WHAT IS REQUIRED: For this exercise, retype all the data exactly and exclude every image.

(Page and application data records)
----

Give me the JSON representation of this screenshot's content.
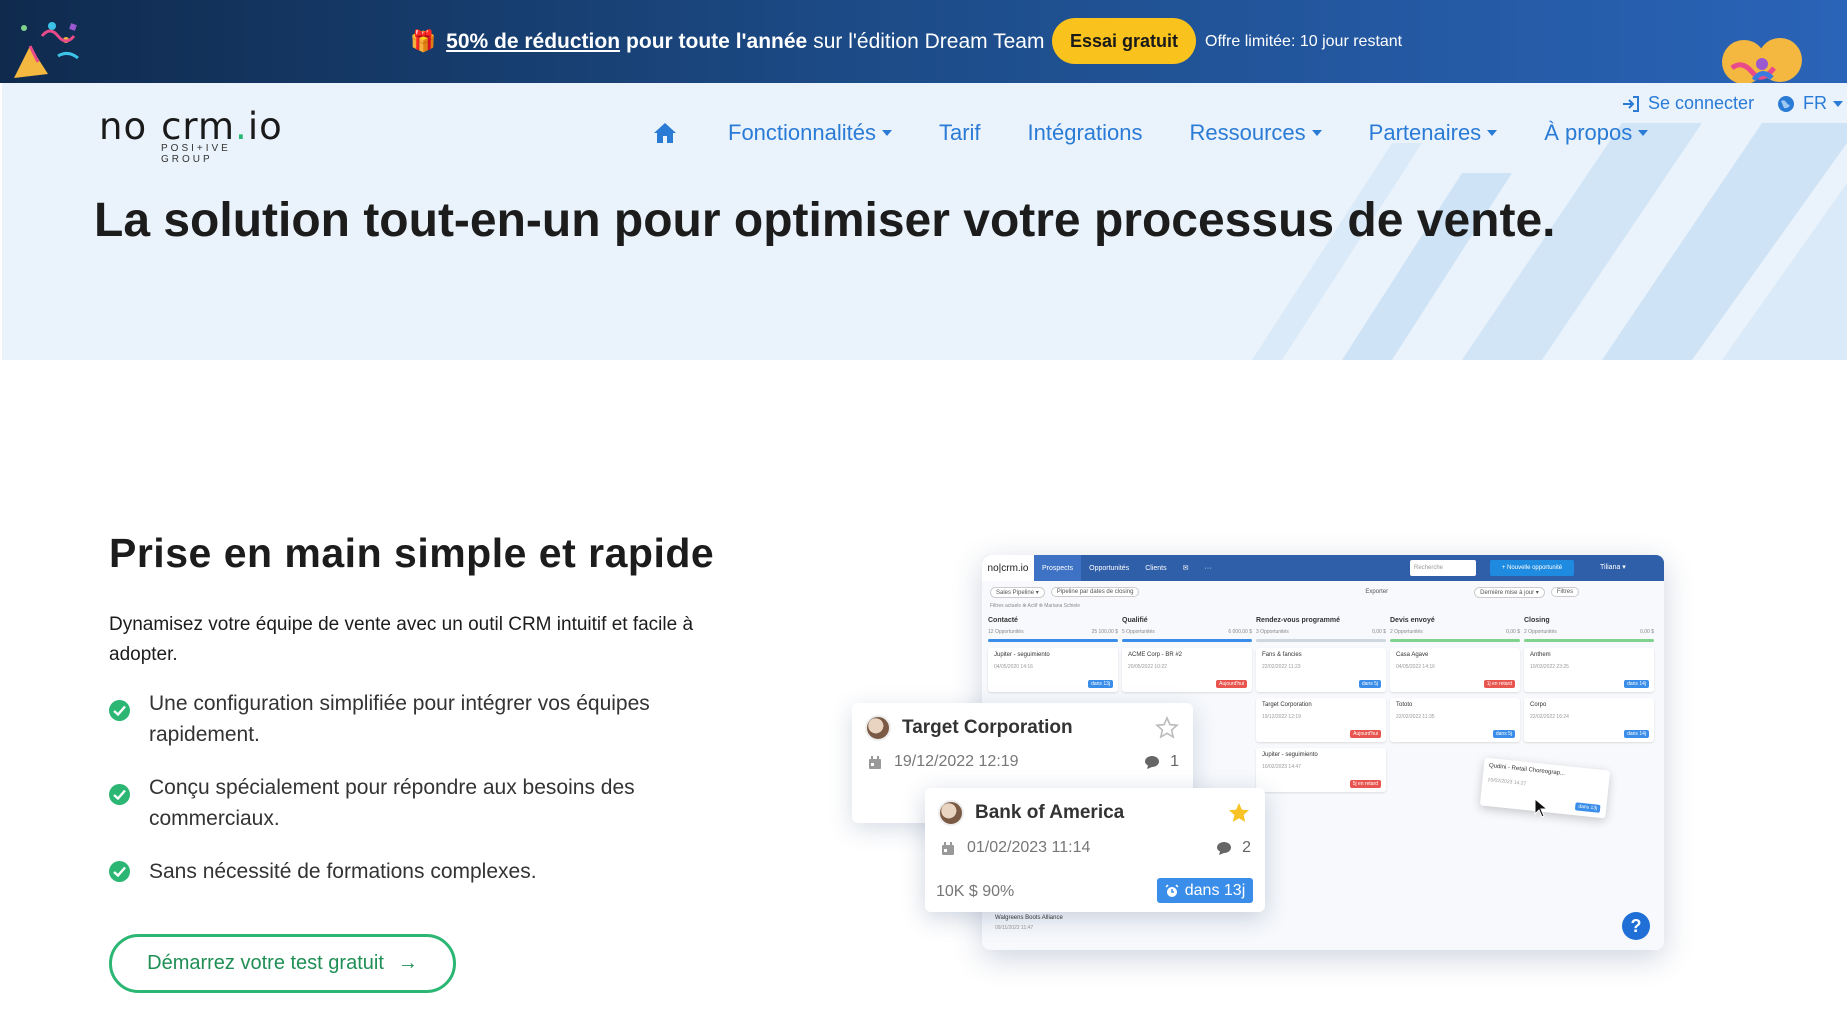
{
  "promo": {
    "gift_icon": "🎁",
    "highlight": "50% de réduction",
    "bold_text": "pour toute l'année",
    "normal_text": "sur l'édition Dream Team",
    "button": "Essai gratuit",
    "offer": "Offre limitée: 10 jour restant"
  },
  "header": {
    "logo": {
      "left": "no",
      "right_a": "crm",
      "dot": ".",
      "right_b": "io",
      "sub": "POSI+IVE GROUP"
    },
    "nav": [
      "Fonctionnalités",
      "Tarif",
      "Intégrations",
      "Ressources",
      "Partenaires",
      "À propos"
    ],
    "login": "Se connecter",
    "lang": "FR"
  },
  "hero": {
    "title": "La solution tout-en-un pour optimiser votre processus de vente."
  },
  "feature": {
    "title": "Prise en main simple et rapide",
    "description": "Dynamisez votre équipe de vente avec un outil CRM intuitif et facile à adopter.",
    "bullets": [
      "Une configuration simplifiée pour intégrer vos équipes rapidement.",
      "Conçu spécialement pour répondre aux besoins des commerciaux.",
      "Sans nécessité de formations complexes."
    ],
    "cta": "Démarrez votre test gratuit",
    "cta_arrow": "→"
  },
  "mock": {
    "logo": "no|crm.io",
    "tabs": [
      "Prospects",
      "Opportunités",
      "Clients",
      "✉",
      "···"
    ],
    "search": "Recherche",
    "new_button": "+ Nouvelle opportunité",
    "user": "Tiliana ▾",
    "toolbar": [
      "Sales Pipeline ▾",
      "Pipeline par dates de closing",
      "Exporter",
      "Dernière mise à jour ▾",
      "Filtres"
    ],
    "filters": "Filtres actuels  ⊗ Actif  ⊗ Mariana Schiele",
    "columns": [
      {
        "name": "Contacté",
        "meta_left": "12 Opportunités",
        "meta_right": "25 100,00 $",
        "color": "#3a8de8",
        "cards": [
          {
            "name": "Jupiter - seguimiento",
            "date": "04/05/2020 14:16",
            "tag": "dans 13j",
            "tag_color": "#3a8de8"
          }
        ]
      },
      {
        "name": "Qualifié",
        "meta_left": "5 Opportunités",
        "meta_right": "6 000,00 $",
        "color": "#3a8de8",
        "cards": [
          {
            "name": "ACME Corp - BR #2",
            "date": "20/05/2022 10:22",
            "tag": "Aujourd'hui",
            "tag_color": "#e8554f"
          }
        ]
      },
      {
        "name": "Rendez-vous programmé",
        "meta_left": "3 Opportunités",
        "meta_right": "0,00 $",
        "color": "#cfd6de",
        "cards": [
          {
            "name": "Fans & fancies",
            "date": "22/02/2022 11:23",
            "tag": "dans 5j",
            "tag_color": "#3a8de8"
          },
          {
            "name": "Target Corporation",
            "date": "19/12/2022 12:19",
            "tag": "Aujourd'hui",
            "tag_color": "#e8554f"
          },
          {
            "name": "Jupiter - seguimiento",
            "date": "10/02/2023 14:47",
            "tag": "5j en retard",
            "tag_color": "#e8554f"
          }
        ]
      },
      {
        "name": "Devis envoyé",
        "meta_left": "2 Opportunités",
        "meta_right": "0,00 $",
        "color": "#7fd38c",
        "cards": [
          {
            "name": "Casa Agave",
            "date": "04/05/2022 14:16",
            "tag": "1j en retard",
            "tag_color": "#e8554f"
          },
          {
            "name": "Tototo",
            "date": "22/02/2022 11:35",
            "tag": "dans 5j",
            "tag_color": "#3a8de8"
          }
        ]
      },
      {
        "name": "Closing",
        "meta_left": "2 Opportunités",
        "meta_right": "0,00 $",
        "color": "#7fd38c",
        "cards": [
          {
            "name": "Anthem",
            "date": "10/03/2022 23:25",
            "tag": "dans 14j",
            "tag_color": "#3a8de8"
          },
          {
            "name": "Corpo",
            "date": "22/02/2022 16:24",
            "tag": "dans 14j",
            "tag_color": "#3a8de8"
          }
        ]
      }
    ],
    "drag_card": {
      "name": "Qudini - Retail Choreograp...",
      "date": "15/02/2023 14:27",
      "tag": "dans 13j"
    },
    "small_card": {
      "name": "Walgreens Boots Alliance",
      "date": "09/11/2022 11:47"
    },
    "help": "?"
  },
  "card_target": {
    "title": "Target Corporation",
    "date": "19/12/2022 12:19",
    "comments": "1"
  },
  "card_boa": {
    "title": "Bank of America",
    "date": "01/02/2023 11:14",
    "comments": "2",
    "amount": "10K $   90%",
    "due": "dans 13j"
  },
  "colors": {
    "brand_blue": "#2a7bd6",
    "green": "#2bb673",
    "promo_yellow": "#f9c21c",
    "star": "#f7c325"
  }
}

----

ANSWER TO THIS EXERCISE:
Give me the JSON representation of this screenshot's content.
{
  "promo": {
    "gift_icon": "🎁",
    "highlight": "50% de réduction",
    "bold_text": "pour toute l'année",
    "normal_text": "sur l'édition Dream Team",
    "button": "Essai gratuit",
    "offer": "Offre limitée: 10 jour restant"
  },
  "header": {
    "logo": {
      "left": "no",
      "right_a": "crm",
      "dot": ".",
      "right_b": "io",
      "sub": "POSI+IVE GROUP"
    },
    "nav": [
      "Fonctionnalités",
      "Tarif",
      "Intégrations",
      "Ressources",
      "Partenaires",
      "À propos"
    ],
    "login": "Se connecter",
    "lang": "FR"
  },
  "hero": {
    "title": "La solution tout-en-un pour optimiser votre processus de vente."
  },
  "feature": {
    "title": "Prise en main simple et rapide",
    "description": "Dynamisez votre équipe de vente avec un outil CRM intuitif et facile à adopter.",
    "bullets": [
      "Une configuration simplifiée pour intégrer vos équipes rapidement.",
      "Conçu spécialement pour répondre aux besoins des commerciaux.",
      "Sans nécessité de formations complexes."
    ],
    "cta": "Démarrez votre test gratuit",
    "cta_arrow": "→"
  },
  "mock": {
    "logo": "no|crm.io",
    "tabs": [
      "Prospects",
      "Opportunités",
      "Clients",
      "✉",
      "···"
    ],
    "search": "Recherche",
    "new_button": "+ Nouvelle opportunité",
    "user": "Tiliana ▾",
    "toolbar": [
      "Sales Pipeline ▾",
      "Pipeline par dates de closing",
      "Exporter",
      "Dernière mise à jour ▾",
      "Filtres"
    ],
    "filters": "Filtres actuels  ⊗ Actif  ⊗ Mariana Schiele",
    "columns": [
      {
        "name": "Contacté",
        "meta_left": "12 Opportunités",
        "meta_right": "25 100,00 $",
        "color": "#3a8de8",
        "cards": [
          {
            "name": "Jupiter - seguimiento",
            "date": "04/05/2020 14:16",
            "tag": "dans 13j",
            "tag_color": "#3a8de8"
          }
        ]
      },
      {
        "name": "Qualifié",
        "meta_left": "5 Opportunités",
        "meta_right": "6 000,00 $",
        "color": "#3a8de8",
        "cards": [
          {
            "name": "ACME Corp - BR #2",
            "date": "20/05/2022 10:22",
            "tag": "Aujourd'hui",
            "tag_color": "#e8554f"
          }
        ]
      },
      {
        "name": "Rendez-vous programmé",
        "meta_left": "3 Opportunités",
        "meta_right": "0,00 $",
        "color": "#cfd6de",
        "cards": [
          {
            "name": "Fans & fancies",
            "date": "22/02/2022 11:23",
            "tag": "dans 5j",
            "tag_color": "#3a8de8"
          },
          {
            "name": "Target Corporation",
            "date": "19/12/2022 12:19",
            "tag": "Aujourd'hui",
            "tag_color": "#e8554f"
          },
          {
            "name": "Jupiter - seguimiento",
            "date": "10/02/2023 14:47",
            "tag": "5j en retard",
            "tag_color": "#e8554f"
          }
        ]
      },
      {
        "name": "Devis envoyé",
        "meta_left": "2 Opportunités",
        "meta_right": "0,00 $",
        "color": "#7fd38c",
        "cards": [
          {
            "name": "Casa Agave",
            "date": "04/05/2022 14:16",
            "tag": "1j en retard",
            "tag_color": "#e8554f"
          },
          {
            "name": "Tototo",
            "date": "22/02/2022 11:35",
            "tag": "dans 5j",
            "tag_color": "#3a8de8"
          }
        ]
      },
      {
        "name": "Closing",
        "meta_left": "2 Opportunités",
        "meta_right": "0,00 $",
        "color": "#7fd38c",
        "cards": [
          {
            "name": "Anthem",
            "date": "10/03/2022 23:25",
            "tag": "dans 14j",
            "tag_color": "#3a8de8"
          },
          {
            "name": "Corpo",
            "date": "22/02/2022 16:24",
            "tag": "dans 14j",
            "tag_color": "#3a8de8"
          }
        ]
      }
    ],
    "drag_card": {
      "name": "Qudini - Retail Choreograp...",
      "date": "15/02/2023 14:27",
      "tag": "dans 13j"
    },
    "small_card": {
      "name": "Walgreens Boots Alliance",
      "date": "09/11/2022 11:47"
    },
    "help": "?"
  },
  "card_target": {
    "title": "Target Corporation",
    "date": "19/12/2022 12:19",
    "comments": "1"
  },
  "card_boa": {
    "title": "Bank of America",
    "date": "01/02/2023 11:14",
    "comments": "2",
    "amount": "10K $   90%",
    "due": "dans 13j"
  },
  "colors": {
    "brand_blue": "#2a7bd6",
    "green": "#2bb673",
    "promo_yellow": "#f9c21c",
    "star": "#f7c325"
  }
}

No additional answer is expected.